Women who give birth to four or more children are more likely to have cardiovascular changes that can be early indicators of heart disease, a new study by Indian-origin scientists has found.
“This study adds to a body of evidence that pregnancy, which generally occurs early in a woman’s life, can provide insight into a woman’s future cardiovascular risk,” said Dr Monika Sanghavi, Assistant Professor of Internal Medicine at University of Texas Southwestern Medical Center.
Using data gathered from 1,644 women in the Dallas Heart Study, researchers compared the number of live births reported by women in the study with their coronary artery calcium (CAC) levels and aortic wall thickness (AWT).
High levels of coronary artery calcification and thicker aortic walls are markers of heart disease that show up before symptoms develop.
Women were divided into three groups: One or no live births, two to three live births, and four or more live births.

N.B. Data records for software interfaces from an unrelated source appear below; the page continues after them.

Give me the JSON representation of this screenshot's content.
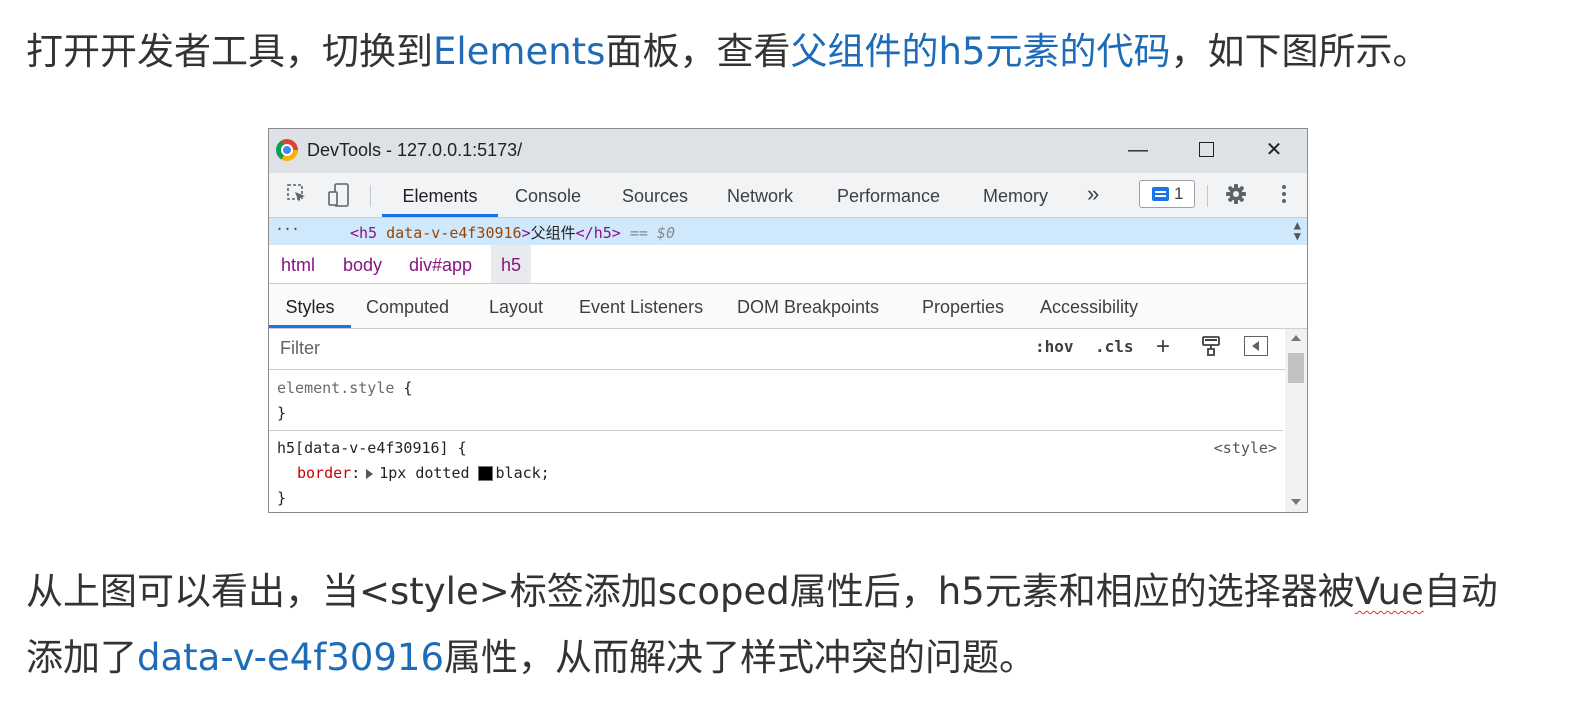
{
  "paragraph1": {
    "prefix": "打开开发者工具，切换到",
    "highlight1": "Elements",
    "middle": "面板，查看",
    "highlight2": "父组件的h5元素的代码",
    "suffix": "，如下图所示。"
  },
  "paragraph2": {
    "line1_before": "从上图可以看出，当<style>标签添加scoped属性后，h5元素和相应的选择器被",
    "line1_underlined": "Vue",
    "line1_after": "自动",
    "line2_prefix": "添加了",
    "line2_highlight": "data-v-e4f30916",
    "line2_suffix": "属性，从而解决了样式冲突的问题。"
  },
  "colors": {
    "highlight": "#1e6bb8",
    "tab_accent": "#1a73e8",
    "selected_node_bg": "#cfe8fc"
  },
  "devtools": {
    "window_title": "DevTools - 127.0.0.1:5173/",
    "window_controls": {
      "minimize": "—",
      "maximize": "□",
      "close": "✕"
    },
    "toolbar": {
      "inspect_icon": "select-element-icon",
      "device_icon": "device-toolbar-icon",
      "tabs": [
        "Elements",
        "Console",
        "Sources",
        "Network",
        "Performance",
        "Memory"
      ],
      "active_tab": "Elements",
      "more_tabs": "»",
      "issues_count": "1",
      "settings_icon": "gear-icon",
      "menu_icon": "kebab-icon"
    },
    "selected_node": {
      "ellipsis": "···",
      "open_tag_start": "<h5 ",
      "attr_name": "data-v-e4f30916",
      "open_tag_end": ">",
      "text": "父组件",
      "close_tag": "</h5>",
      "equals": " == ",
      "console_ref": "$0"
    },
    "breadcrumb": [
      "html",
      "body",
      "div#app",
      "h5"
    ],
    "subtabs": [
      "Styles",
      "Computed",
      "Layout",
      "Event Listeners",
      "DOM Breakpoints",
      "Properties",
      "Accessibility"
    ],
    "active_subtab": "Styles",
    "filter": {
      "placeholder": "Filter",
      "value": ""
    },
    "filter_buttons": {
      "hov": ":hov",
      "cls": ".cls",
      "new_rule": "+"
    },
    "rules": [
      {
        "selector": "element.style",
        "open": " {",
        "close": "}",
        "origin": "",
        "declarations": []
      },
      {
        "selector": "h5[data-v-e4f30916]",
        "open": " {",
        "close": "}",
        "origin": "<style>",
        "declarations": [
          {
            "name": "border",
            "colon": ":",
            "value_before": "1px dotted",
            "swatch_color": "#000000",
            "value_after": "black;"
          }
        ]
      }
    ]
  }
}
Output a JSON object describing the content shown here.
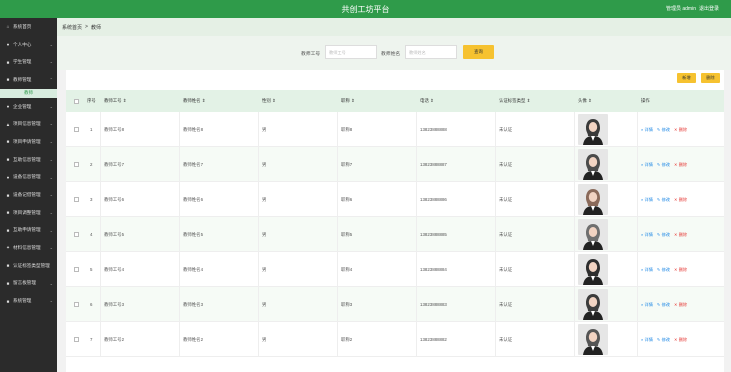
{
  "header": {
    "title": "共创工坊平台",
    "user_label": "管理员 admin",
    "logout": "退出登录"
  },
  "sidebar": {
    "items": [
      {
        "icon": "home-icon",
        "glyph": "⌂",
        "label": "系统首页",
        "has_arrow": false
      },
      {
        "icon": "user-icon",
        "glyph": "●",
        "label": "个人中心",
        "has_arrow": true
      },
      {
        "icon": "grid-icon",
        "glyph": "■",
        "label": "学生管理",
        "has_arrow": true
      },
      {
        "icon": "grid-icon",
        "glyph": "■",
        "label": "教师管理",
        "has_arrow": true,
        "expanded": true
      },
      {
        "icon": "user-icon",
        "glyph": "●",
        "label": "企业管理",
        "has_arrow": true
      },
      {
        "icon": "bank-icon",
        "glyph": "▲",
        "label": "项目信息管理",
        "has_arrow": true
      },
      {
        "icon": "grid-icon",
        "glyph": "■",
        "label": "项目申请管理",
        "has_arrow": true
      },
      {
        "icon": "grid-icon",
        "glyph": "■",
        "label": "互助信息管理",
        "has_arrow": true
      },
      {
        "icon": "user-icon",
        "glyph": "●",
        "label": "设备信息管理",
        "has_arrow": true
      },
      {
        "icon": "grid-icon",
        "glyph": "■",
        "label": "设备记借管理",
        "has_arrow": true
      },
      {
        "icon": "grid-icon",
        "glyph": "■",
        "label": "项目调整管理",
        "has_arrow": true
      },
      {
        "icon": "grid-icon",
        "glyph": "■",
        "label": "互助申请管理",
        "has_arrow": true
      },
      {
        "icon": "gear-icon",
        "glyph": "✦",
        "label": "材料信息管理",
        "has_arrow": true
      },
      {
        "icon": "grid-icon",
        "glyph": "■",
        "label": "认证标签类型管理",
        "has_arrow": false
      },
      {
        "icon": "grid-icon",
        "glyph": "■",
        "label": "留言板管理",
        "has_arrow": true
      },
      {
        "icon": "grid-icon",
        "glyph": "■",
        "label": "系统管理",
        "has_arrow": true
      }
    ],
    "sub_item": "教师"
  },
  "breadcrumb": {
    "home": "系统首页",
    "separator": ">",
    "current": "教师"
  },
  "search": {
    "field1_label": "教师工号",
    "field1_placeholder": "教师工号",
    "field2_label": "教师姓名",
    "field2_placeholder": "教师姓名",
    "button": "查询"
  },
  "toolbar": {
    "add": "新增",
    "delete": "删除"
  },
  "table": {
    "headers": {
      "index": "序号",
      "teacher_no": "教师工号 ⇕",
      "teacher_name": "教师姓名 ⇕",
      "gender": "性别 ⇕",
      "title": "职称 ⇕",
      "phone": "电话 ⇕",
      "cert_type": "认证标签类型 ⇕",
      "avatar": "头像 ⇕",
      "ops": "操作"
    },
    "ops": {
      "detail": "详情",
      "edit": "修改",
      "delete": "删除"
    },
    "rows": [
      {
        "index": "1",
        "no": "教师工号8",
        "name": "教师姓名8",
        "gender": "男",
        "title": "职称8",
        "phone": "13823888888",
        "cert": "未认证",
        "avatar_color": "#3a3a3a"
      },
      {
        "index": "2",
        "no": "教师工号7",
        "name": "教师姓名7",
        "gender": "男",
        "title": "职称7",
        "phone": "13823888887",
        "cert": "未认证",
        "avatar_color": "#4b4b4b"
      },
      {
        "index": "3",
        "no": "教师工号6",
        "name": "教师姓名6",
        "gender": "男",
        "title": "职称6",
        "phone": "13823888886",
        "cert": "未认证",
        "avatar_color": "#8a6a5a"
      },
      {
        "index": "4",
        "no": "教师工号5",
        "name": "教师姓名5",
        "gender": "男",
        "title": "职称5",
        "phone": "13823888885",
        "cert": "未认证",
        "avatar_color": "#6f6f6f"
      },
      {
        "index": "5",
        "no": "教师工号4",
        "name": "教师姓名4",
        "gender": "男",
        "title": "职称4",
        "phone": "13823888884",
        "cert": "未认证",
        "avatar_color": "#2e2e2e"
      },
      {
        "index": "6",
        "no": "教师工号3",
        "name": "教师姓名3",
        "gender": "男",
        "title": "职称3",
        "phone": "13823888883",
        "cert": "未认证",
        "avatar_color": "#3c3c3c"
      },
      {
        "index": "7",
        "no": "教师工号2",
        "name": "教师姓名2",
        "gender": "男",
        "title": "职称2",
        "phone": "13823888882",
        "cert": "未认证",
        "avatar_color": "#555555"
      }
    ]
  },
  "colors": {
    "brand_green": "#2f9b4a",
    "accent_yellow": "#f6c230",
    "sidebar_bg": "#2b2b2b"
  }
}
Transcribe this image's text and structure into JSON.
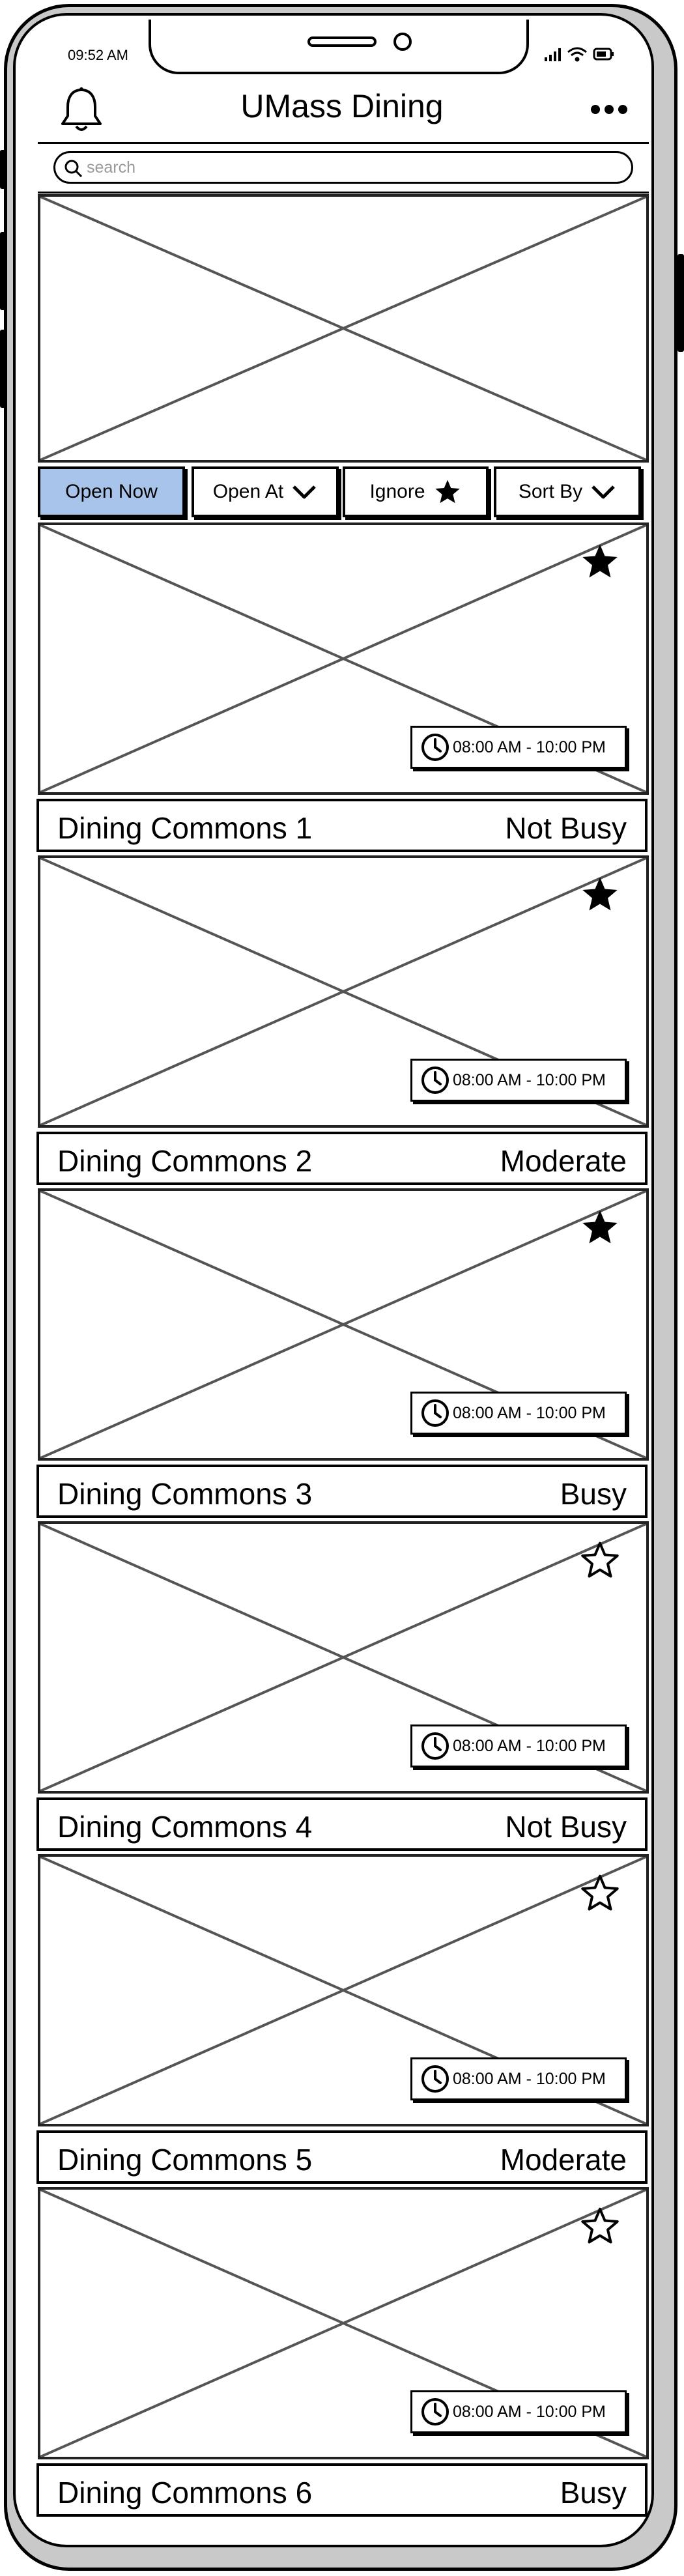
{
  "status_bar": {
    "time": "09:52 AM"
  },
  "header": {
    "title": "UMass Dining"
  },
  "search": {
    "placeholder": "search"
  },
  "filters": {
    "open_now": "Open Now",
    "open_at": "Open At",
    "ignore": "Ignore",
    "sort_by": "Sort By"
  },
  "icons": {
    "bell": "bell-icon",
    "more": "more-icon",
    "search": "search-icon",
    "star_filled": "star-filled-icon",
    "star_outline": "star-outline-icon",
    "clock": "clock-icon",
    "chevron": "chevron-down-icon"
  },
  "colors": {
    "active_filter": "#a9c4eb",
    "outline": "#000000",
    "phone_frame": "#c9c9c9"
  },
  "dining_halls": [
    {
      "name": "Dining Commons 1",
      "busyness": "Not Busy",
      "hours": "08:00 AM - 10:00 PM",
      "favorite": true
    },
    {
      "name": "Dining Commons 2",
      "busyness": "Moderate",
      "hours": "08:00 AM - 10:00 PM",
      "favorite": true
    },
    {
      "name": "Dining Commons 3",
      "busyness": "Busy",
      "hours": "08:00 AM - 10:00 PM",
      "favorite": true
    },
    {
      "name": "Dining Commons 4",
      "busyness": "Not Busy",
      "hours": "08:00 AM - 10:00 PM",
      "favorite": false
    },
    {
      "name": "Dining Commons 5",
      "busyness": "Moderate",
      "hours": "08:00 AM - 10:00 PM",
      "favorite": false
    },
    {
      "name": "Dining Commons 6",
      "busyness": "Busy",
      "hours": "08:00 AM - 10:00 PM",
      "favorite": false
    }
  ]
}
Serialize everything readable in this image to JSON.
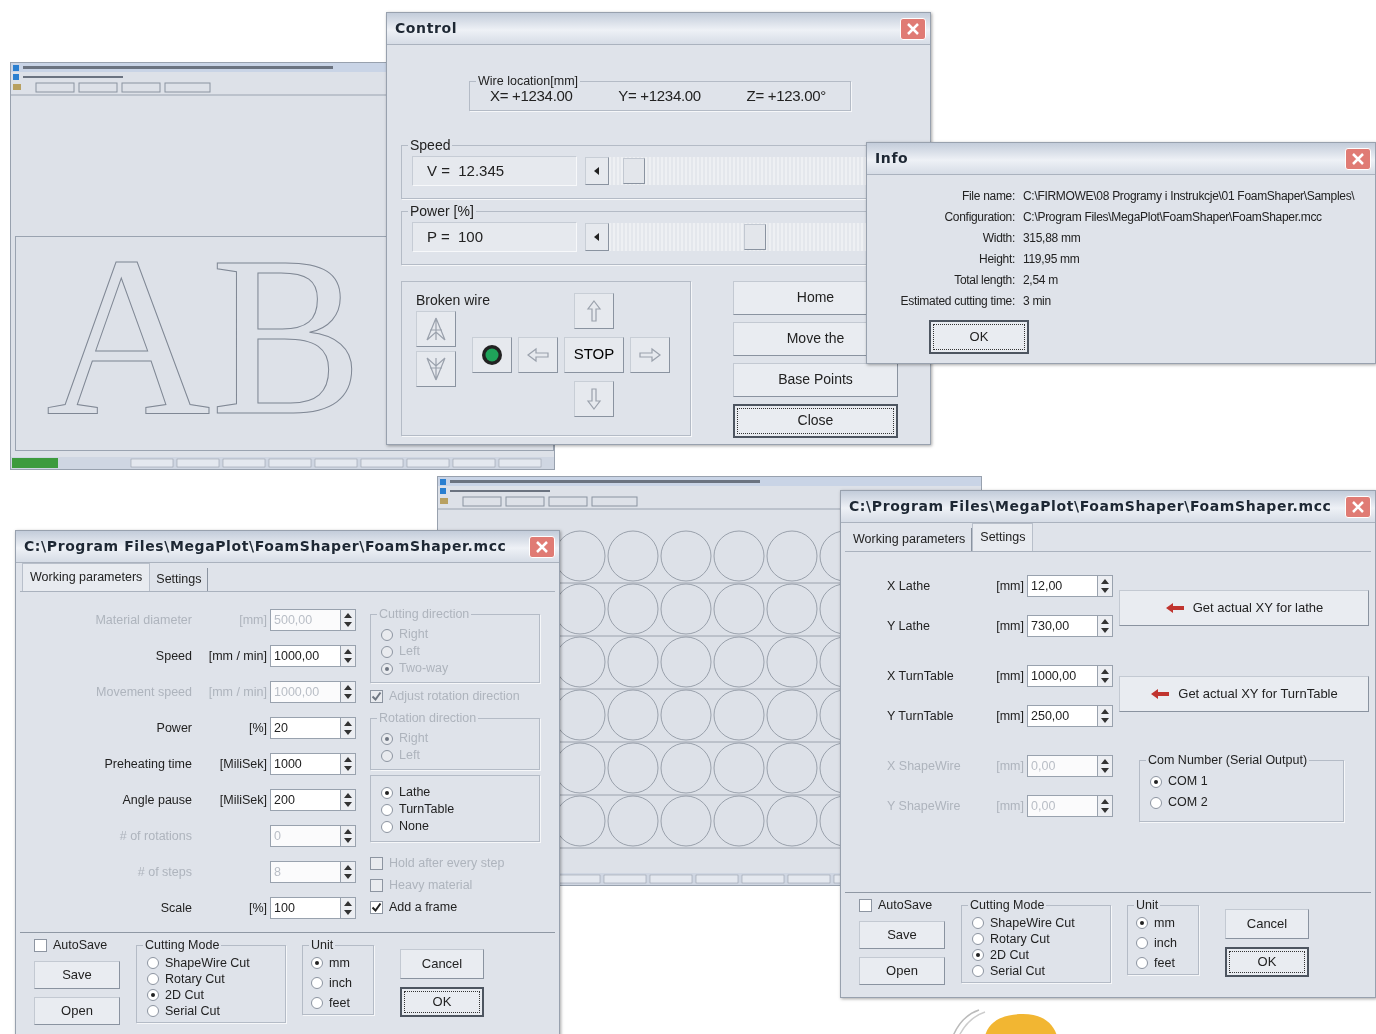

Women who reported four or more live births had a 27 per cent prevalence of a high calcium score compared with 11 per cent among those with two to three live births. The trend was similar when looking at AWT measurements.
The associations were not affected by adjusting for socioeconomic status or traditional cardiovascular risk factors, suggesting that physiological changes associated with pregnancy may account for the change, Sanghavi said.
Further studies will be needed to identify the causes, but researchers said one possibility might be that women who have many pregnancies may have more visceral fat (fat around abdominal organs), which has been linked to increased heart disease risk.
Another possibility could be that increased cholesterol and higher blood sugar associated with pregnancy may lead to increased risk.
“During pregnancy, a woman’s abdominal size increases, she has higher levels of lipids in her blood, and higher blood sugar levels. Each pregnancy increases this exposure,” said Sanghavi, lead author of the study published in the European Journal of Preventive Cardiology.
The study also found slightly higher rates of high CAC and AWT measurements among women who had one or no children, compared with women who gave birth to two or three children.
“It’s likely that there is a different mechanism for the increased risk at the low end. Some of these women could have some underlying disease that prevents them from carrying births to term and increases their risk for heart disease,” Sanghavi said.
“We are learning that there are numerous physiologic changes during pregnancy that have consequences for future heart health,” said senior author Dr Amit Khera, Associate Professor of Internal Medicine, who directs the Preventive Cardiology Programme and holds the Dallas Heart Ball Chair in Hypertension and Heart Disease.